“The Court is generally satisfied that both the monetary relief and the nonmonetary provisions are fair, reasonable, and adequate,” a California court filing published today reads, according to The Washington Post.
These filings call the opposition’s – in this case, California’s Department of Fair Employment and Housing which has its own lawsuit against Activision Blizzard – evidence “speculative.” As noted by Kotaku, during this settlement hearing, a DFEH lawyer argued to a judge that the EEOC’s motion to proceed with this settlement was in violation of states’ rights to its own judicial proceedings. On the other hand, the EEOC said that the DFEH had months to make this claim but waited until the “eleventh hour” to do so, going as far as to accuse the DFEH of delaying proceedings related to this lawsuit. The judge agreed and said DFEH’s argument was “untimely,” according to Kotaku, and that if a party disagreed with them, they could take it to the ninth circuit court.
“We are pleased the Court recognizes our agreement with the Equal Employment Opportunity Commission is fair, adequate, and in the public interest,” Activision Blizzard said in a statement to The Washington Post. “Our goal has always been to provide immediate and meaningful compensation to eligible employees who choose to participate and to continue workplace improvements that make Activision Blizzard a model for our industry.”
The DFEH worries that if this settlement goes through, it will lose the opportunity to pursue further damages at a state court level, since this settlement would be happening on a federal level.

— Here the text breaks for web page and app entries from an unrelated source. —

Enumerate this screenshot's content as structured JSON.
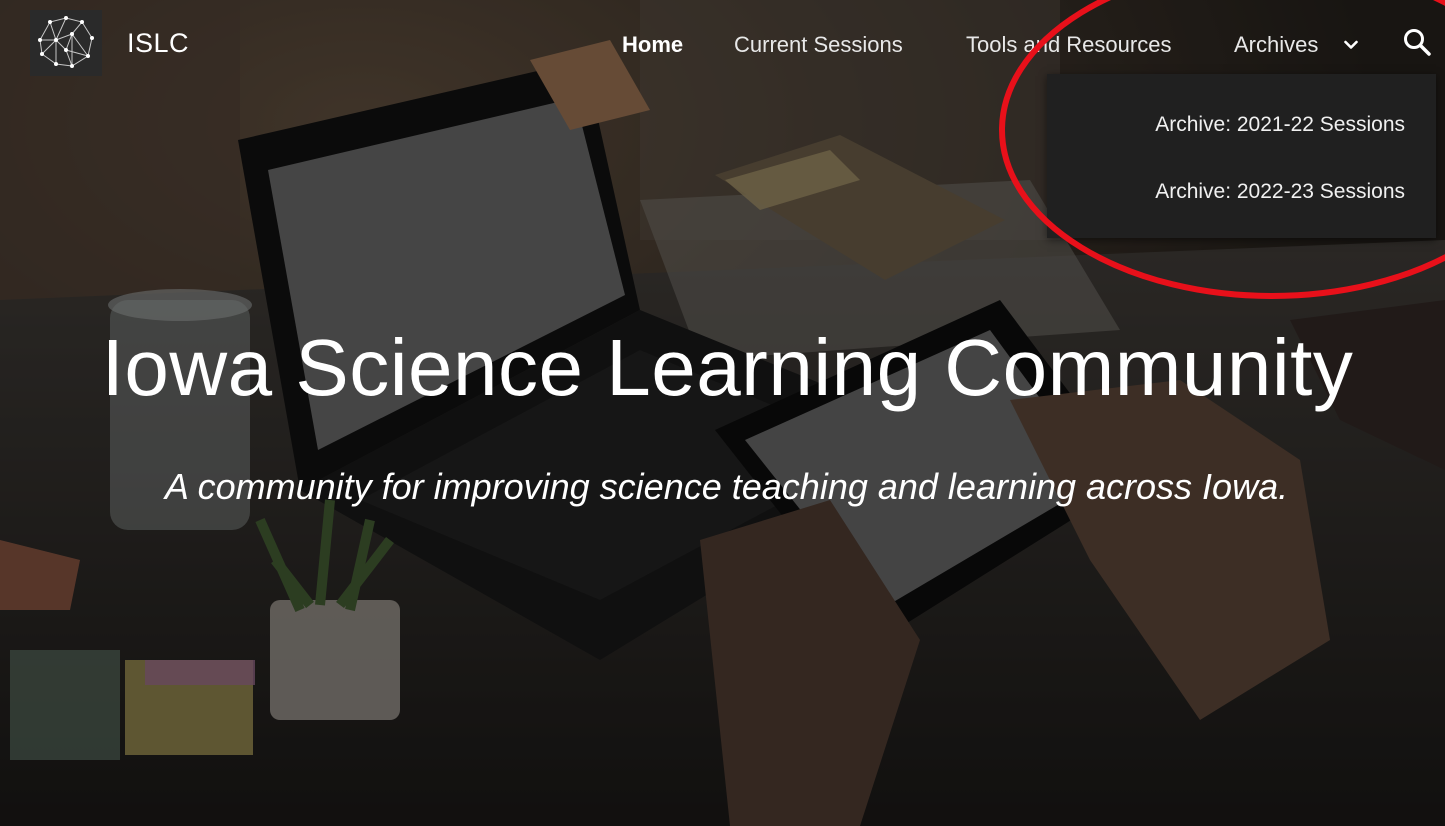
{
  "header": {
    "site_name": "ISLC",
    "logo_icon": "brain-network-icon"
  },
  "nav": {
    "items": [
      {
        "label": "Home",
        "active": true
      },
      {
        "label": "Current Sessions"
      },
      {
        "label": "Tools and Resources"
      },
      {
        "label": "Archives"
      }
    ],
    "archives_chevron_icon": "chevron-down-icon",
    "search_icon": "search-icon"
  },
  "dropdown": {
    "items": [
      {
        "label": "Archive: 2021-22 Sessions"
      },
      {
        "label": "Archive: 2022-23 Sessions"
      }
    ]
  },
  "hero": {
    "title": "Iowa Science Learning Community",
    "subtitle": "A community for improving science teaching and learning across Iowa."
  },
  "annotation": {
    "color": "#e8101a"
  },
  "colors": {
    "dropdown_bg": "#202020",
    "text": "#ffffff"
  }
}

“The DFEH will continue to vigorously prosecute its action against Activision in California state court,” DFEH spokesperson Fahizah Alim said in a statement to The Washington Post. “In recent weeks, DFEH defeated Activision’s request that the Court dismiss DFEH’s case, and DFEH has sought documents and other evidence of sexual harassment, discrimination, and retaliation violations over many years by Activision. The Court has set a trial date in February 2023.”
A lawyer The Washington Post spoke to said claimants for both the EEOC’s case, which is getting primed for a settlement, and the DFEH’s suit could opt-in to receive compensation from this $18 million settlement. However, if they do choose to do that, they would be disqualified from continuing forward in the DFEH suit. The DFEH does not want this to happen, which is why it and the EEOC are at odds with each other in regards to these lawsuits.
If this $18 million settlement is approved, it would be the EEOC’s second-largest sexual harassment settlement ever negotiated by the federal agency. According to The Washington Post’s report, money from the $18 million settlement will go toward creating harassment and discrimination prevention programs at Activision Blizzard, to be audited by the EEOC. Leftover funding could go to charities related to women in gaming, or charities committed to spreading awareness of gender equality issues in gaming.
Speaking non-monetarily, this settlement includes provisions that require Activision Blizzard to expand its mental health counseling services and add new personnel evaluation processes that allow employees to leave feedback in regards to their bosses, according to The Washington Post. On top of that, an independent equal-opportunity employment expert will have to be hired by Activision Blizzard and they will report to the EEOC, and the company will also be required to give mandatory sexual harassment training. These terms would remain for three years and if Activision Blizzard breaks the terms, the EEOC could seek monetary relief.
[Source: The Washington Post]
Author: Wesley LeBlanc. [Source Link (*), Game Informer]